Water resources and supply system of the country have been ignored by everyone in power including the old regime, the present administration, the UNDP, and even the NGOs who are supposed to provide assistance. According to the yearly budget of the SACB, Somaliland’s share of funds for 2002 was twenty five million dollars ($25 Million out of $110 million dollars for all Somalia that was collected from donors); however, there is little to show for that money. To this day, the nightmare shortage of water in Hargeisa continues as was reported by the BBC reporter in Hargeisa on May 22, 2003.
I was very happy to hear the director of the Hargeisa water agency Mr. Boobe announce the centralization of the power system for the wells in Geedeble and the addition of one more supply pipe to the two existing twelve-inch pipes that currently must supply the city of six hundred fifty thousand residents. The most important thing is not the additional pipe and the storage tanks but how it’s managed once the supply system is in place. Only time will tell that.
As one of the Diaspora visitors to Somaliland I was very disappointed to learn that planes cannot land at night on the runway of Hargeisa International airport due to the lack of runway lighting. In talking to a pilot who frequently flies to Hargeisa I was also surprised to learn how much was paid for landing rights. A runway lighting system could be installed within a week and would cost the airport administration less than a couple of weeks’ worth of the fees collected from those who utilize the airport facilities.
There is also a simple way to provide a lighting system without the need for a generator to supply energy. Solar-powered runway lights can be purchased by anybody for little more than conventional runway lights, and eventually the system would pay itself. In contrast, a generator would burn fifty gallons of diesel each night. These will also help the passengers who fly from Dubia/Sharijah to Hargeisa who needlessly spent four hours in those terminals instead of starting their journey early and arriving Hargeisa before dawn.
The new terminal for Hargeisa international airport is great addition to the airport facilities but what is frustrating about this project is how long it took to be completed, if ever (started date 1999 still waiting interior work). A project this size shouldn’t have taking three years to be completed, rather six to nine months. Its part of the construction management to contract out portion of project that are different from the usual construction items but each portion of contract should had a time limit and liquidation damage, if the contract is not complete on time.
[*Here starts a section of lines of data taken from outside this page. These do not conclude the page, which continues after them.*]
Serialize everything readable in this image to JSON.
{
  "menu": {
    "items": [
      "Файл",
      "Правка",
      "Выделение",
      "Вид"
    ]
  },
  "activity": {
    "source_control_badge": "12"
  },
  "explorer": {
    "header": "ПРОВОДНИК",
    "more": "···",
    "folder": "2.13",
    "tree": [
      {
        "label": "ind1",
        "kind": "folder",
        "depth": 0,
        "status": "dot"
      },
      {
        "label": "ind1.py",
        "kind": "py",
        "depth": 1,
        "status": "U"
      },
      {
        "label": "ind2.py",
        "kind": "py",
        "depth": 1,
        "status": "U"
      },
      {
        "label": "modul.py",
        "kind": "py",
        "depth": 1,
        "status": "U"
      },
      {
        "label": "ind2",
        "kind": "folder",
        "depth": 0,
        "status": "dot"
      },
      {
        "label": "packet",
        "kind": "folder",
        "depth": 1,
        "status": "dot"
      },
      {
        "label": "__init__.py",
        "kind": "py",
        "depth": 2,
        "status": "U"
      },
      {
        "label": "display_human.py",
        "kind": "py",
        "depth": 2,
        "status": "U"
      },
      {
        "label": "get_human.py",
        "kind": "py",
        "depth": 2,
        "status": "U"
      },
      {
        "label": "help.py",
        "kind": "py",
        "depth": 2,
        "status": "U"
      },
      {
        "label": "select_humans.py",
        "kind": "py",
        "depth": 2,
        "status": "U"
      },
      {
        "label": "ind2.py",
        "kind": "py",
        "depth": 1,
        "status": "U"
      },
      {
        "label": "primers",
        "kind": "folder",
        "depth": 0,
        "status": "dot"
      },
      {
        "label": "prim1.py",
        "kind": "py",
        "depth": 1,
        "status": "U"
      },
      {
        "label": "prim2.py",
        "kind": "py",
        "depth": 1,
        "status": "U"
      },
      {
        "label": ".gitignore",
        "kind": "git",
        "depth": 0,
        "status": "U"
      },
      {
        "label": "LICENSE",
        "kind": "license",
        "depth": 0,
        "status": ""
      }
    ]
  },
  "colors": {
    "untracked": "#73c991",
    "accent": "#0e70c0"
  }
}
As I understood or was told, its open contract and each item is contracted out and starts after completing the proceeding. The inefficiency the whole country is facing when it comes a project that been managed either government or NGOs.
As a concern Somaliland citizen and an engineer who had an enough experience in the design, construction and management of infrastructure, I feel obligated to point out the needs of our people and suggest any reasonable solution or suggestions that I can honestly share without pointing fingers to individuals.